Sun dog over W MI
© Tori Wanhatalo Hess/ReportIt
West Michigan woke up to some bitterly cold temperatures Monday morning - the lows were the coldest we've experienced in a full year!

But it also set us up for some amazing displays outside.

Arctic air can physically hold very little moisture, making it exceptional for optical phenomena like sun dogs.

When the sun climbed over the horizon Monday morning, the light erupted in a perfect 22 degree halo, with matching sun dogs on either side of the sun, a sun pillar shooting up from the center, and a hint of a tangent arc on the top of the halo. Kelly Clouse took this shot of the moment over Versluis Lake in Plainfield Township:
Sun dog over W Michigan
© Kelly Clause

Here is another view over the same lake from Eliane Flemming:
Sun dog over W MI
© Eliane Flemming
On humid days when there is too much moisture in the air, the light from the sun gets refracted and reflected so much that is destroys any optical designs. Even rainbows can look fuzzier when they happen in moisture-rich environments.

For a 22 degree halo and sun dogs to occur, the ice crystals must all be the same size and shape. This helps bounce the light around in a special way.
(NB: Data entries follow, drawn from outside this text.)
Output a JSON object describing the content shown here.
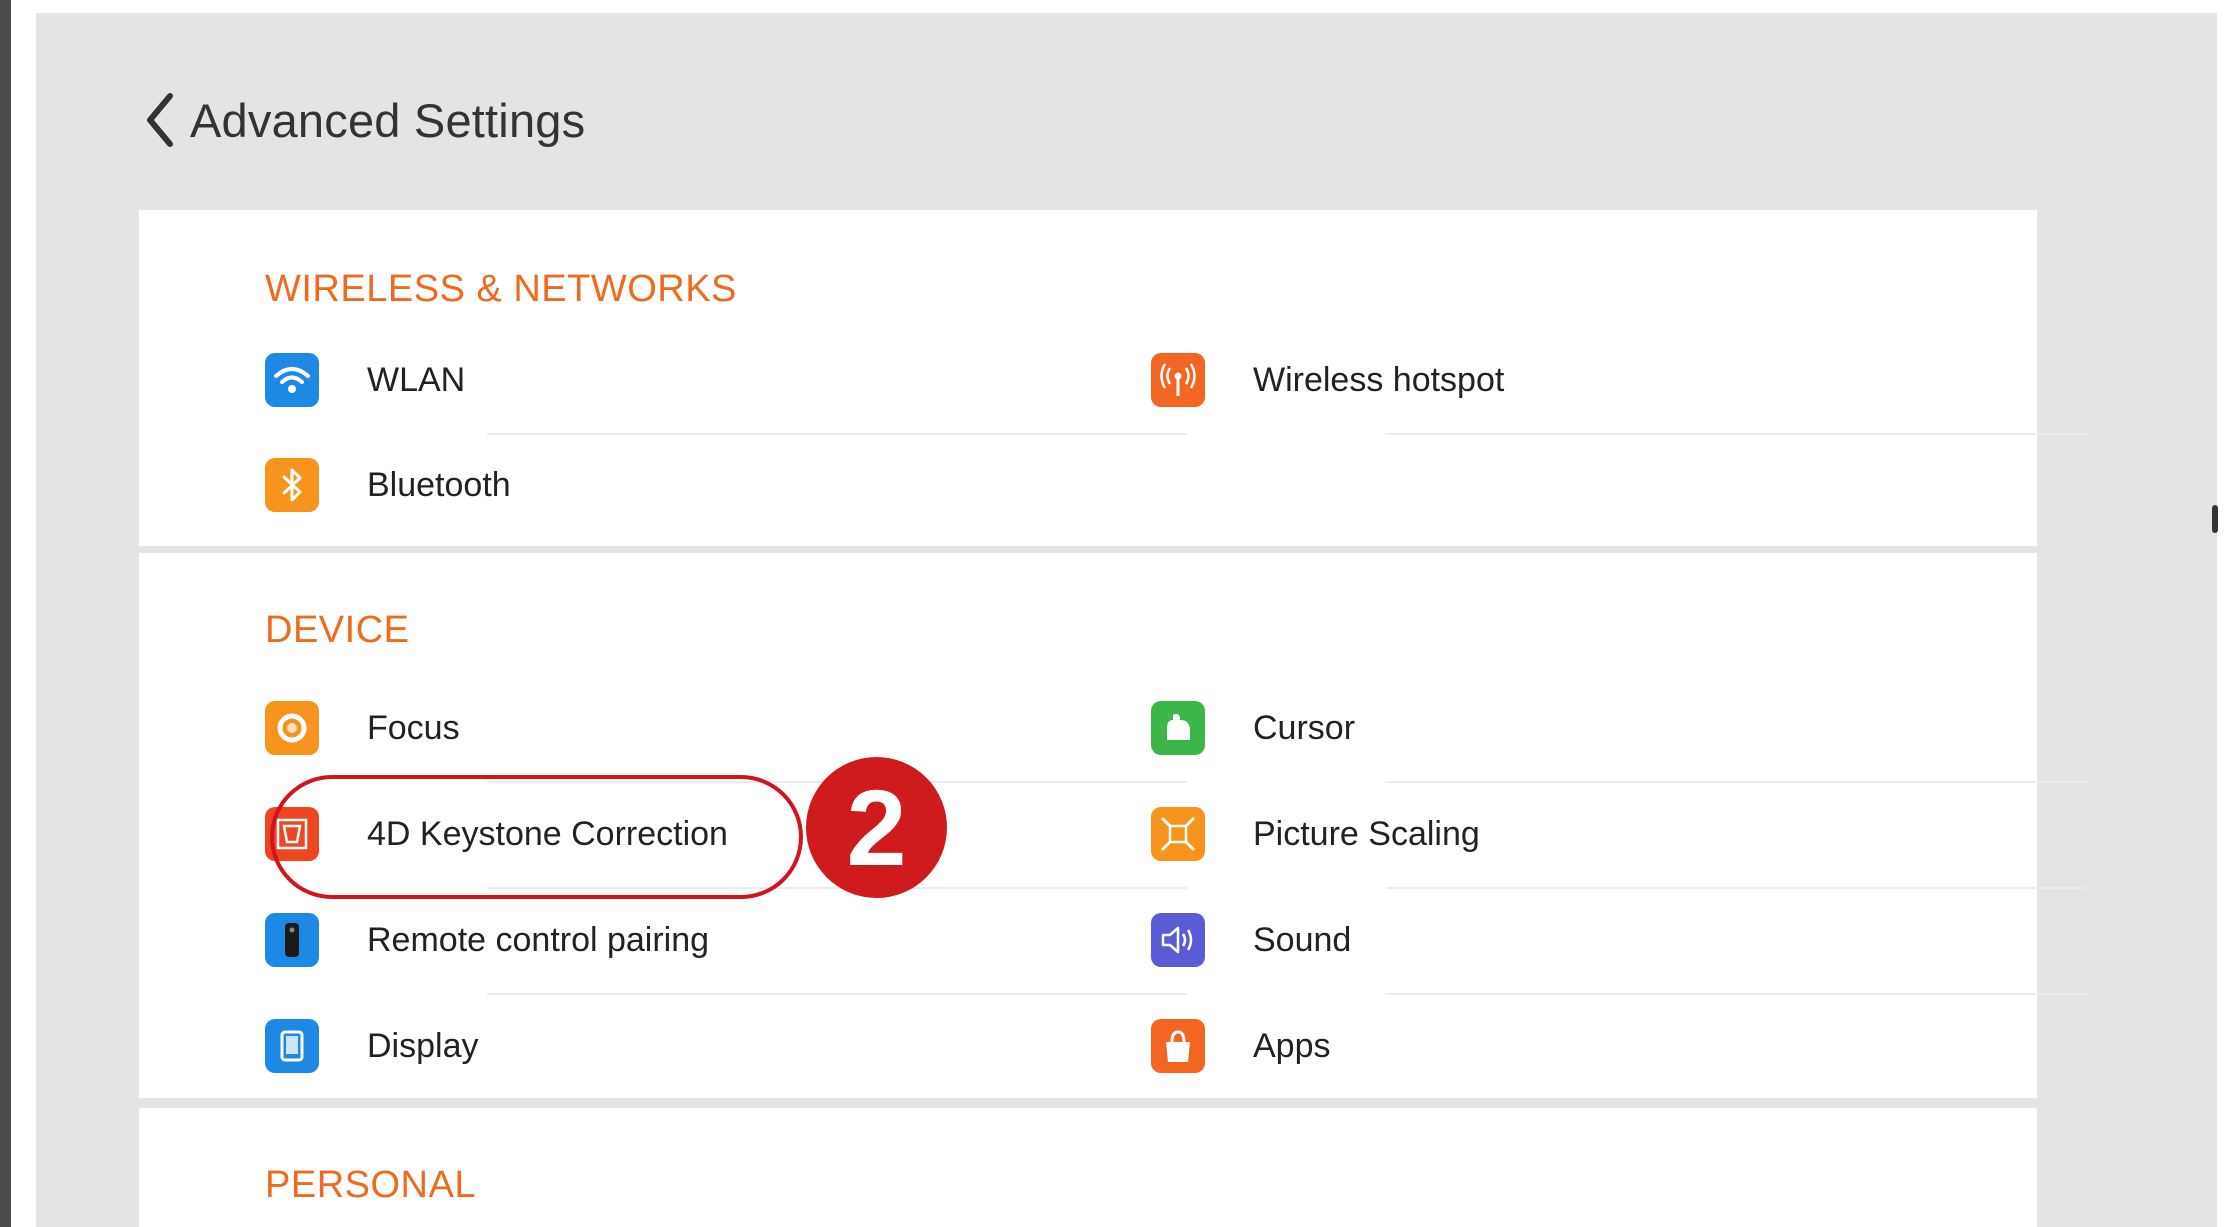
{
  "header": {
    "title": "Advanced Settings"
  },
  "sections": [
    {
      "title": "WIRELESS & NETWORKS",
      "items": [
        {
          "label": "WLAN",
          "icon": "wifi-icon",
          "color": "#1e88e5"
        },
        {
          "label": "Wireless hotspot",
          "icon": "hotspot-icon",
          "color": "#f26522"
        },
        {
          "label": "Bluetooth",
          "icon": "bluetooth-icon",
          "color": "#f7941d"
        }
      ]
    },
    {
      "title": "DEVICE",
      "items": [
        {
          "label": "Focus",
          "icon": "focus-icon",
          "color": "#f7941d"
        },
        {
          "label": "Cursor",
          "icon": "cursor-icon",
          "color": "#3cb648"
        },
        {
          "label": "4D Keystone Correction",
          "icon": "keystone-icon",
          "color": "#ee4523"
        },
        {
          "label": "Picture Scaling",
          "icon": "picture-scaling-icon",
          "color": "#f7941d"
        },
        {
          "label": "Remote control pairing",
          "icon": "remote-icon",
          "color": "#1e88e5"
        },
        {
          "label": "Sound",
          "icon": "sound-icon",
          "color": "#5b5bd6"
        },
        {
          "label": "Display",
          "icon": "display-icon",
          "color": "#1e88e5"
        },
        {
          "label": "Apps",
          "icon": "apps-icon",
          "color": "#f26522"
        }
      ]
    },
    {
      "title": "PERSONAL",
      "items": []
    }
  ],
  "annotation": {
    "step": "2",
    "color": "#cf1a1e"
  }
}
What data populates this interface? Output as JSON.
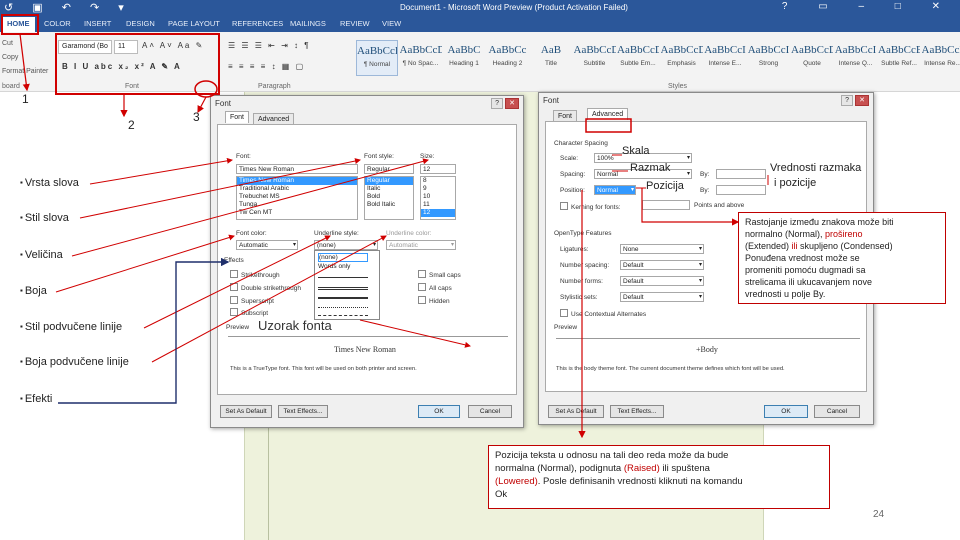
{
  "window": {
    "title": "Document1 - Microsoft Word Preview (Product Activation Failed)",
    "quick_access": [
      "↺",
      "▣",
      "↶",
      "↷",
      "▾"
    ],
    "controls": [
      "?",
      "▭",
      "–",
      "□",
      "✕"
    ]
  },
  "ribbon": {
    "tabs": [
      "HOME",
      "COLOR",
      "INSERT",
      "DESIGN",
      "PAGE LAYOUT",
      "REFERENCES",
      "MAILINGS",
      "REVIEW",
      "VIEW"
    ],
    "clipboard": [
      "Cut",
      "Copy",
      "Format Painter"
    ],
    "groups": [
      "board",
      "Font",
      "Paragraph",
      "Styles"
    ],
    "font_name": "Garamond (Bo",
    "font_size": "11",
    "styles": [
      {
        "sample": "AaBbCcD",
        "name": "¶ Normal"
      },
      {
        "sample": "AaBbCcD",
        "name": "¶ No Spac..."
      },
      {
        "sample": "AaBbC",
        "name": "Heading 1"
      },
      {
        "sample": "AaBbCc",
        "name": "Heading 2"
      },
      {
        "sample": "AaB",
        "name": "Title"
      },
      {
        "sample": "AaBbCcDi",
        "name": "Subtitle"
      },
      {
        "sample": "AaBbCcDi",
        "name": "Subtle Em..."
      },
      {
        "sample": "AaBbCcDi",
        "name": "Emphasis"
      },
      {
        "sample": "AaBbCcI",
        "name": "Intense E..."
      },
      {
        "sample": "AaBbCcI",
        "name": "Strong"
      },
      {
        "sample": "AaBbCcDi",
        "name": "Quote"
      },
      {
        "sample": "AaBbCcI",
        "name": "Intense Q..."
      },
      {
        "sample": "AaBbCcE",
        "name": "Subtle Ref..."
      },
      {
        "sample": "AaBbCcE",
        "name": "Intense Re..."
      }
    ]
  },
  "font_dialog": {
    "title": "Font",
    "tabs": [
      "Font",
      "Advanced"
    ],
    "font_label": "Font:",
    "font_value": "Times New Roman",
    "font_list": [
      "Times New Roman",
      "Traditional Arabic",
      "Trebuchet MS",
      "Tunga",
      "Tw Cen MT"
    ],
    "style_label": "Font style:",
    "style_value": "Regular",
    "style_list": [
      "Regular",
      "Italic",
      "Bold",
      "Bold Italic"
    ],
    "size_label": "Size:",
    "size_value": "12",
    "size_list": [
      "8",
      "9",
      "10",
      "11",
      "12"
    ],
    "color_label": "Font color:",
    "color_value": "Automatic",
    "underline_label": "Underline style:",
    "underline_value": "(none)",
    "underline_color_label": "Underline color:",
    "underline_color_value": "Automatic",
    "underline_options": [
      "(none)",
      "Words only"
    ],
    "effects_label": "Effects",
    "effects_left": [
      "Strikethrough",
      "Double strikethrough",
      "Superscript",
      "Subscript"
    ],
    "effects_right": [
      "Small caps",
      "All caps",
      "Hidden"
    ],
    "preview_label": "Preview",
    "preview_text": "Times New Roman",
    "note": "This is a TrueType font. This font will be used on both printer and screen.",
    "buttons": {
      "default": "Set As Default",
      "effects": "Text Effects...",
      "ok": "OK",
      "cancel": "Cancel"
    }
  },
  "advanced_dialog": {
    "title": "Font",
    "tabs": [
      "Font",
      "Advanced"
    ],
    "spacing_header": "Character Spacing",
    "scale_label": "Scale:",
    "scale_value": "100%",
    "spacing_label": "Spacing:",
    "spacing_value": "Normal",
    "position_label": "Position:",
    "position_value": "Normal",
    "by_label": "By:",
    "kerning_label": "Kerning for fonts:",
    "kerning_suffix": "Points and above",
    "opentype_header": "OpenType Features",
    "ligatures_label": "Ligatures:",
    "ligatures_value": "None",
    "number_spacing_label": "Number spacing:",
    "number_spacing_value": "Default",
    "number_forms_label": "Number forms:",
    "number_forms_value": "Default",
    "stylistic_label": "Stylistic sets:",
    "stylistic_value": "Default",
    "contextual_label": "Use Contextual Alternates",
    "preview_label": "Preview",
    "preview_text": "+Body",
    "note": "This is the body theme font. The current document theme defines which font will be used.",
    "buttons": {
      "default": "Set As Default",
      "effects": "Text Effects...",
      "ok": "OK",
      "cancel": "Cancel"
    }
  },
  "annotations": {
    "numbers": [
      "1",
      "2",
      "3"
    ],
    "bullets": [
      "Vrsta slova",
      "Stil slova",
      "Veličina",
      "Boja",
      "Stil podvučene linije",
      "Boja podvučene linije",
      "Efekti"
    ],
    "sample_label": "Uzorak fonta",
    "skala": "Skala",
    "razmak": "Razmak",
    "pozicija": "Pozicija",
    "vrednosti_line1": "Vrednosti razmaka",
    "vrednosti_line2": "i pozicije",
    "spacing_callout": [
      {
        "parts": [
          {
            "t": "Rastojanje između znakova može biti"
          }
        ]
      },
      {
        "parts": [
          {
            "t": "normalno (Normal), "
          },
          {
            "t": "prošireno",
            "red": true
          }
        ]
      },
      {
        "parts": [
          {
            "t": "(Extended) "
          },
          {
            "t": "ili",
            "red": true
          },
          {
            "t": " skupljeno (Condensed)"
          }
        ]
      },
      {
        "parts": [
          {
            "t": "Ponuđena vrednost može se"
          }
        ]
      },
      {
        "parts": [
          {
            "t": "promeniti pomoću dugmadi sa"
          }
        ]
      },
      {
        "parts": [
          {
            "t": "strelicama ili ukucavanjem nove"
          }
        ]
      },
      {
        "parts": [
          {
            "t": "vrednosti u polje By."
          }
        ]
      }
    ],
    "position_callout": [
      {
        "parts": [
          {
            "t": "Pozicija teksta u odnosu na tali deo reda može da bude"
          }
        ]
      },
      {
        "parts": [
          {
            "t": "normalna (Normal), podignuta "
          },
          {
            "t": "(Raised)",
            "red": true
          },
          {
            "t": " ili spuštena"
          }
        ]
      },
      {
        "parts": [
          {
            "t": "(Lowered)",
            "red": true
          },
          {
            "t": ". Posle definisanih vrednosti kliknuti na komandu"
          }
        ]
      },
      {
        "parts": [
          {
            "t": "Ok"
          }
        ]
      }
    ]
  },
  "page_number": "24",
  "colors": {
    "ribbon_blue": "#2b579a",
    "annotation_red": "#d00000",
    "annotation_blue": "#1f2f6b"
  }
}
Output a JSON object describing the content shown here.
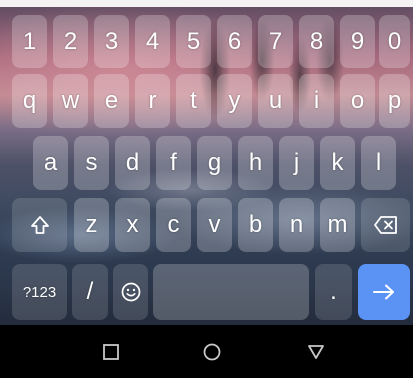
{
  "keyboard": {
    "numbers": [
      "1",
      "2",
      "3",
      "4",
      "5",
      "6",
      "7",
      "8",
      "9",
      "0"
    ],
    "row_q": [
      "q",
      "w",
      "e",
      "r",
      "t",
      "y",
      "u",
      "i",
      "o",
      "p"
    ],
    "row_a": [
      "a",
      "s",
      "d",
      "f",
      "g",
      "h",
      "j",
      "k",
      "l"
    ],
    "row_z": [
      "z",
      "x",
      "c",
      "v",
      "b",
      "n",
      "m"
    ],
    "symbols_label": "?123",
    "slash_label": "/",
    "period_label": ".",
    "icons": {
      "shift": "shift-arrow-icon",
      "backspace": "backspace-icon",
      "emoji": "smiley-icon",
      "enter": "arrow-right-icon"
    },
    "accent_color": "#5b93f5"
  },
  "navigation_bar": {
    "icons": [
      "recent-apps-square-icon",
      "home-circle-icon",
      "back-triangle-icon"
    ]
  }
}
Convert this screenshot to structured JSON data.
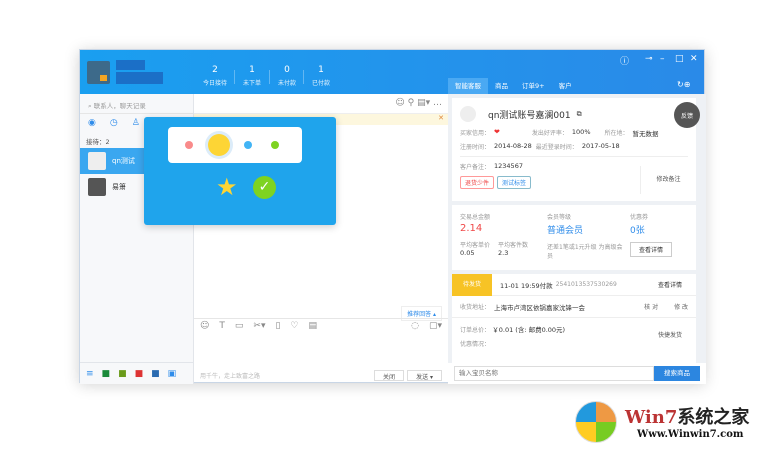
{
  "header": {
    "stats": [
      {
        "n": "2",
        "l": "今日接待"
      },
      {
        "n": "1",
        "l": "未下单"
      },
      {
        "n": "0",
        "l": "未付款"
      },
      {
        "n": "1",
        "l": "已付款"
      }
    ]
  },
  "right_tabs": [
    "智能客服",
    "商品",
    "订单9+",
    "客户"
  ],
  "left": {
    "search_placeholder": "联系人，聊天记录",
    "count": "接待：2",
    "contacts": [
      {
        "name": "qn测试"
      },
      {
        "name": "易箫"
      }
    ]
  },
  "mid": {
    "recommend": "推荐回答 ▴",
    "hint": "用千牛，走上致富之路",
    "close": "关闭",
    "send": "发送 ▾"
  },
  "customer": {
    "name": "qn测试账号嘉澜001",
    "feedback": "反馈",
    "credit_label": "买家信用：",
    "credit": "❤",
    "rating_label": "发出好评率：",
    "rating": "100%",
    "location_label": "所在地：",
    "location": "暂无数据",
    "reg_label": "注册时间：",
    "reg": "2014-08-28",
    "login_label": "最近登录时间：",
    "login": "2017-05-18",
    "note_label": "客户备注：",
    "note": "1234567",
    "tags": [
      "退货少件",
      "测试标签"
    ],
    "edit_note": "修改备注",
    "total_label": "交易总金额",
    "total": "2.14",
    "avg_price_label": "平均客单价",
    "avg_price": "0.05",
    "avg_items_label": "平均客件数",
    "avg_items": "2.3",
    "level_label": "会员等级",
    "level": "普通会员",
    "upgrade": "还差1笔或1元升级 为高级会员",
    "coupon_label": "优惠券",
    "coupon": "0张",
    "details": "查看详情"
  },
  "order": {
    "status": "待发货",
    "time": "11-01 19:59付款",
    "id": "2541013537530269",
    "details": "查看详情",
    "addr_label": "收货地址：",
    "addr": "上海市卢湾区依锅嘉家沈锋一会",
    "check": "核 对",
    "modify": "修 改",
    "total_label": "订单总价：",
    "total": "￥0.01 (含: 邮费0.00元)",
    "discount_label": "优惠情况：",
    "ship": "快捷发货"
  },
  "product_search": {
    "placeholder": "输入宝贝名称",
    "button": "搜索商品"
  },
  "watermark": {
    "brand": "Win7系统之家",
    "url": "Www.Winwin7.com"
  }
}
Sun dogs and 22 degree halos are the most common display we see in the sky. Sun dogs on either side of the sun will always appear at the same degree in the sky as the sun. They can look like splashes of rainbows and will always appear with the red part of the rainbow closest to the sun.